By the way, those two guys were far and away the best running backs in the college game in 2021.
Consider a Young Player’s “Athleticism”
I hate this word because it’s imprecise. When scouts and coaches talk about athleticism, they’re referring to an athlete’s general performance across several jock-type domains.
A running back with a 40-yard dash below 4.5 seconds has “athleticism,” but so does a guy who can do lots of reps on the bench press, or a guy with a 25+ inch vertical leap or 10+ foot broad jump. Most of these skills aren’t complimentary, yet they’re all covered under the umbrella of “athleticism.”
One problem with giving athleticism too much weight – RBs who are good at trucking and tackle-breaking just aren’t as valuable in the modern league as they once were. Young backs just aren’t going to be able to depend on those skills against the big men in the NFL.

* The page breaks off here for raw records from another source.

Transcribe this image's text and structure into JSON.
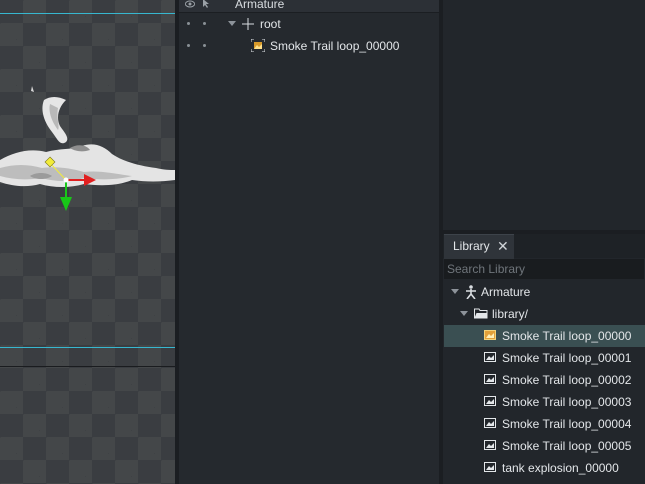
{
  "scene_tree": {
    "header": {
      "title": "Armature",
      "eye_icon": "eye-icon",
      "cursor_icon": "cursor-icon"
    },
    "rows": [
      {
        "label": "root",
        "icon": "bone-cross-icon",
        "expanded": true
      },
      {
        "label": "Smoke Trail loop_00000",
        "icon": "image-slot-icon"
      }
    ]
  },
  "library": {
    "tab_label": "Library",
    "close_icon": "close-icon",
    "search_placeholder": "Search Library",
    "items": [
      {
        "label": "Armature",
        "icon": "armature-figure-icon"
      },
      {
        "label": "library/",
        "icon": "folder-open-icon"
      },
      {
        "label": "Smoke Trail loop_00000",
        "icon": "image-icon",
        "selected": true
      },
      {
        "label": "Smoke Trail loop_00001",
        "icon": "image-icon"
      },
      {
        "label": "Smoke Trail loop_00002",
        "icon": "image-icon"
      },
      {
        "label": "Smoke Trail loop_00003",
        "icon": "image-icon"
      },
      {
        "label": "Smoke Trail loop_00004",
        "icon": "image-icon"
      },
      {
        "label": "Smoke Trail loop_00005",
        "icon": "image-icon"
      },
      {
        "label": "tank explosion_00000",
        "icon": "image-icon"
      }
    ]
  },
  "colors": {
    "stage_boundary": "#37b7cf",
    "selection": "#3a4f52",
    "gizmo_x": "#e02020",
    "gizmo_y": "#18c718",
    "pivot": "#f2ec3a"
  }
}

Compare NFL Combine results to draft results to see how little most NFL coaches and administrative staff really care about pure athleticism. In 2021, the fastest 40-yard dash time came from Anthony Schwartz, who went in the 3rd round and totaled 135 yards as a rookie in Cleveland. The top two performers on the bench press went in the 4th and 6th rounds, and one of them still hasn’t played a down of pro football.
One of the best RBs from the 2021 draft was Travis Etienne out of Clemson. His performance in the Combine is pretty emblematic of what successful running backs accomplish – he ran a 4.45 40, benched 18 reps, and weighed in at 5’10 and 215 pounds. Of course, injury took Etienne out of his rookie season, so we still have no idea how his “athleticism” will translate to the real world.

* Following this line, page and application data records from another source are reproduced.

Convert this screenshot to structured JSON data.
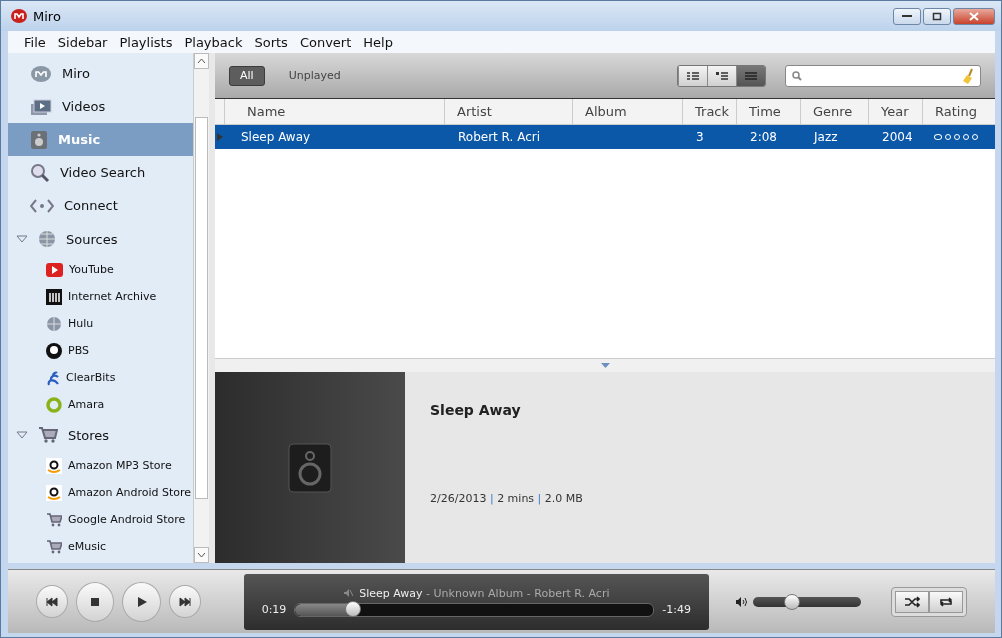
{
  "window": {
    "title": "Miro"
  },
  "menu": [
    "File",
    "Sidebar",
    "Playlists",
    "Playback",
    "Sorts",
    "Convert",
    "Help"
  ],
  "sidebar": {
    "items": [
      {
        "kind": "top",
        "label": "Miro",
        "selected": false
      },
      {
        "kind": "top",
        "label": "Videos",
        "selected": false
      },
      {
        "kind": "top",
        "label": "Music",
        "selected": true
      },
      {
        "kind": "top",
        "label": "Video Search",
        "selected": false
      },
      {
        "kind": "top",
        "label": "Connect",
        "selected": false
      },
      {
        "kind": "group",
        "label": "Sources",
        "expanded": true,
        "children": [
          {
            "label": "YouTube",
            "selected": false
          },
          {
            "label": "Internet Archive",
            "selected": false
          },
          {
            "label": "Hulu",
            "selected": false
          },
          {
            "label": "PBS",
            "selected": false
          },
          {
            "label": "ClearBits",
            "selected": false
          },
          {
            "label": "Amara",
            "selected": false
          }
        ]
      },
      {
        "kind": "group",
        "label": "Stores",
        "expanded": true,
        "children": [
          {
            "label": "Amazon MP3 Store",
            "selected": false
          },
          {
            "label": "Amazon Android Store",
            "selected": false
          },
          {
            "label": "Google Android Store",
            "selected": false
          },
          {
            "label": "eMusic",
            "selected": false
          }
        ]
      }
    ]
  },
  "filters": [
    {
      "label": "All",
      "selected": true
    },
    {
      "label": "Unplayed",
      "selected": false
    }
  ],
  "view_modes": [
    {
      "selected": false
    },
    {
      "selected": false
    },
    {
      "selected": true
    }
  ],
  "table": {
    "columns": [
      "Name",
      "Artist",
      "Album",
      "Track",
      "Time",
      "Genre",
      "Year",
      "Rating"
    ],
    "rows": [
      {
        "selected": true,
        "cells": [
          "Sleep Away",
          "Robert R. Acri",
          "",
          "3",
          "2:08",
          "Jazz",
          "2004"
        ],
        "stars": 0
      }
    ]
  },
  "detail": {
    "title": "Sleep Away",
    "meta": [
      "2/26/2013",
      "2 mins",
      "2.0 MB"
    ],
    "separator": "|"
  },
  "player": {
    "title": "Sleep Away",
    "info": " - Unknown Album - Robert R. Acri",
    "elapsed": "0:19",
    "remaining": "-1:49",
    "level": 0.16,
    "volume": {
      "level": 0.36
    }
  }
}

Evaluating running backs at the high school and college level is tough. Pro football bettors have a huge library of free stats they can crunch on – college bettors unwilling to pay big bucks for access to advanced stats are forced to make do with what we can get our hands-on.
The four tips in this post will help you analyze the ground game of a college football team. About 65% of Division 1 college football teams use the ground game more often than they pass the ball. It’s possible to have a deep understanding of the abilities of college running backs (yes, including true freshmen) without spending money for advanced stats.